Your answer should be every line of the records that contains the word "icon", copied as it stands.

----------

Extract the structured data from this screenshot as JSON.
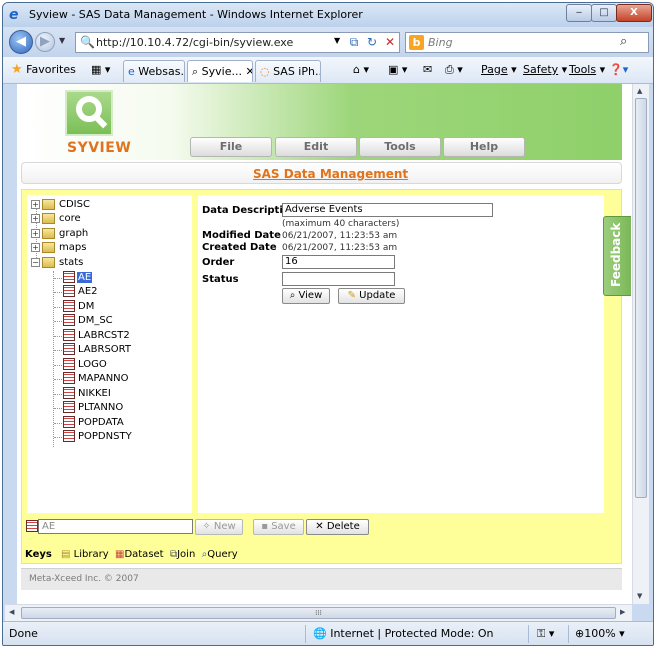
{
  "window": {
    "title": "Syview - SAS Data Management - Windows Internet Explorer",
    "min_glyph": "‒",
    "max_glyph": "□",
    "close_glyph": "X"
  },
  "address": {
    "url": "http://10.10.4.72/cgi-bin/syview.exe",
    "search_placeholder": "Bing"
  },
  "favorites": {
    "label": "Favorites",
    "tabs": [
      {
        "label": "Websas..."
      },
      {
        "label": "Syvie..."
      },
      {
        "label": "SAS iPh..."
      }
    ],
    "commands": {
      "page": "Page",
      "safety": "Safety",
      "tools": "Tools"
    }
  },
  "app": {
    "logo_text": "SYVIEW",
    "menu": [
      "File",
      "Edit",
      "Tools",
      "Help"
    ],
    "page_title": "SAS Data Management",
    "tree": {
      "folders": [
        "CDISC",
        "core",
        "graph",
        "maps",
        "stats"
      ],
      "datasets": [
        "AE",
        "AE2",
        "DM",
        "DM_SC",
        "LABRCST2",
        "LABRSORT",
        "LOGO",
        "MAPANNO",
        "NIKKEI",
        "PLTANNO",
        "POPDATA",
        "POPDNSTY"
      ]
    },
    "form": {
      "data_description_label": "Data Description",
      "data_description_value": "Adverse Events",
      "max_hint": "(maximum 40 characters)",
      "modified_label": "Modified Date",
      "modified_value": "06/21/2007, 11:23:53 am",
      "created_label": "Created Date",
      "created_value": "06/21/2007, 11:23:53 am",
      "order_label": "Order",
      "order_value": "16",
      "status_label": "Status",
      "status_value": "",
      "view_button": "View",
      "update_button": "Update"
    },
    "bottom": {
      "name_value": "AE",
      "new_button": "New",
      "save_button": "Save",
      "delete_button": "Delete"
    },
    "keys": {
      "label": "Keys",
      "library": "Library",
      "dataset": "Dataset",
      "join": "Join",
      "query": "Query"
    },
    "footer": "Meta-Xceed Inc. © 2007",
    "feedback": "Feedback"
  },
  "status": {
    "left": "Done",
    "zone": "Internet | Protected Mode: On",
    "zoom": "100%"
  },
  "colors": {
    "accent_orange": "#e0731b",
    "panel_yellow": "#ffff99",
    "banner_green": "#8fd06a",
    "selection_blue": "#3a6ad8"
  }
}
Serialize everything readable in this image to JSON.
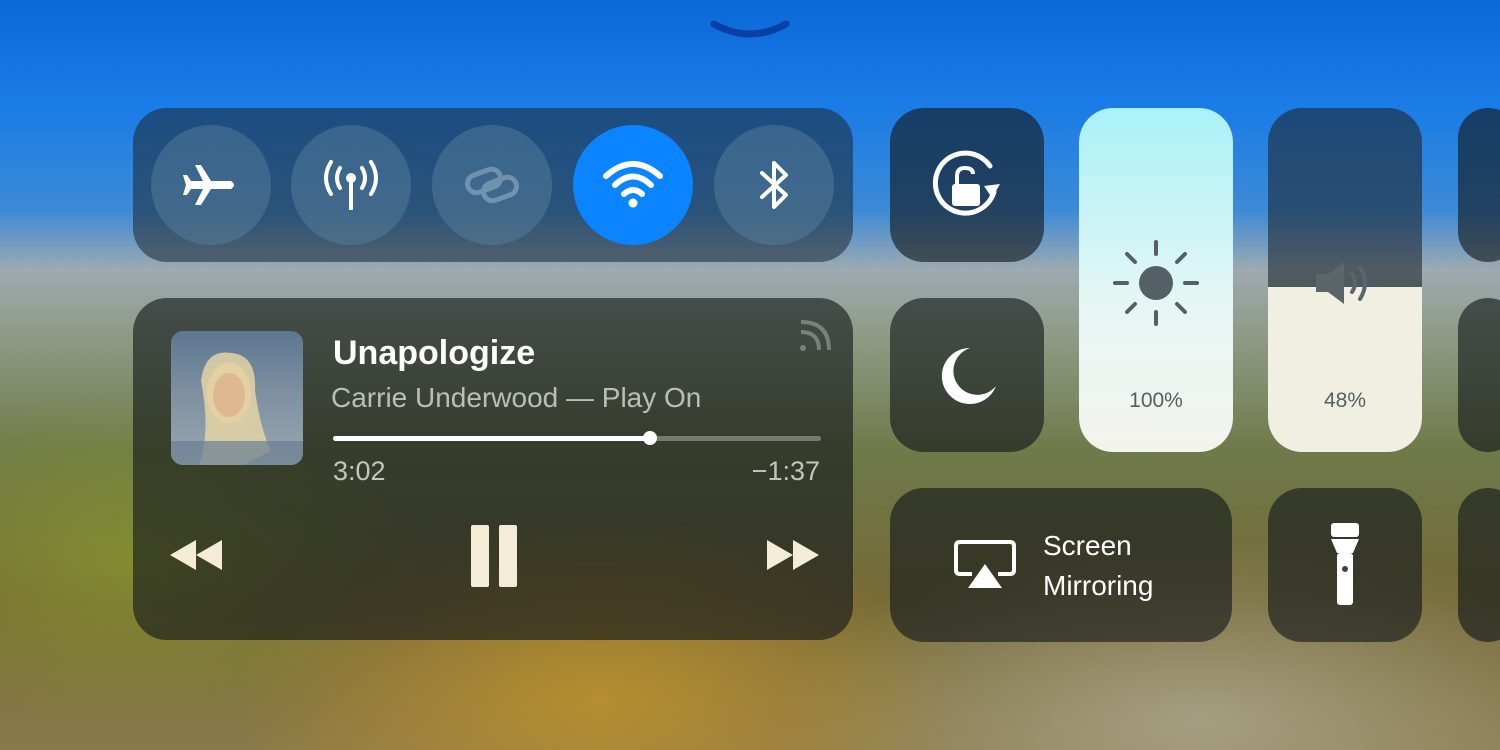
{
  "connectivity": {
    "buttons": [
      {
        "name": "airplane-mode",
        "icon": "airplane-icon",
        "active": false
      },
      {
        "name": "cellular-data",
        "icon": "antenna-icon",
        "active": false
      },
      {
        "name": "personal-hotspot",
        "icon": "link-icon",
        "active": false,
        "dimmed": true
      },
      {
        "name": "wifi",
        "icon": "wifi-icon",
        "active": true
      },
      {
        "name": "bluetooth",
        "icon": "bluetooth-icon",
        "active": false
      }
    ]
  },
  "now_playing": {
    "title": "Unapologize",
    "subtitle": "Carrie Underwood — Play On",
    "elapsed": "3:02",
    "remaining": "−1:37",
    "progress": 0.65
  },
  "brightness": {
    "label": "100%",
    "level": 1.0
  },
  "volume": {
    "label": "48%",
    "level": 0.48
  },
  "screen_mirroring": {
    "label_line1": "Screen",
    "label_line2": "Mirroring"
  },
  "colors": {
    "accent": "#0a84ff"
  }
}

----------

### Task solution
        "icon": "airplane-icon",
        "icon": "antenna-icon",
        "icon": "link-icon",
        "icon": "wifi-icon",
        "icon": "bluetooth-icon",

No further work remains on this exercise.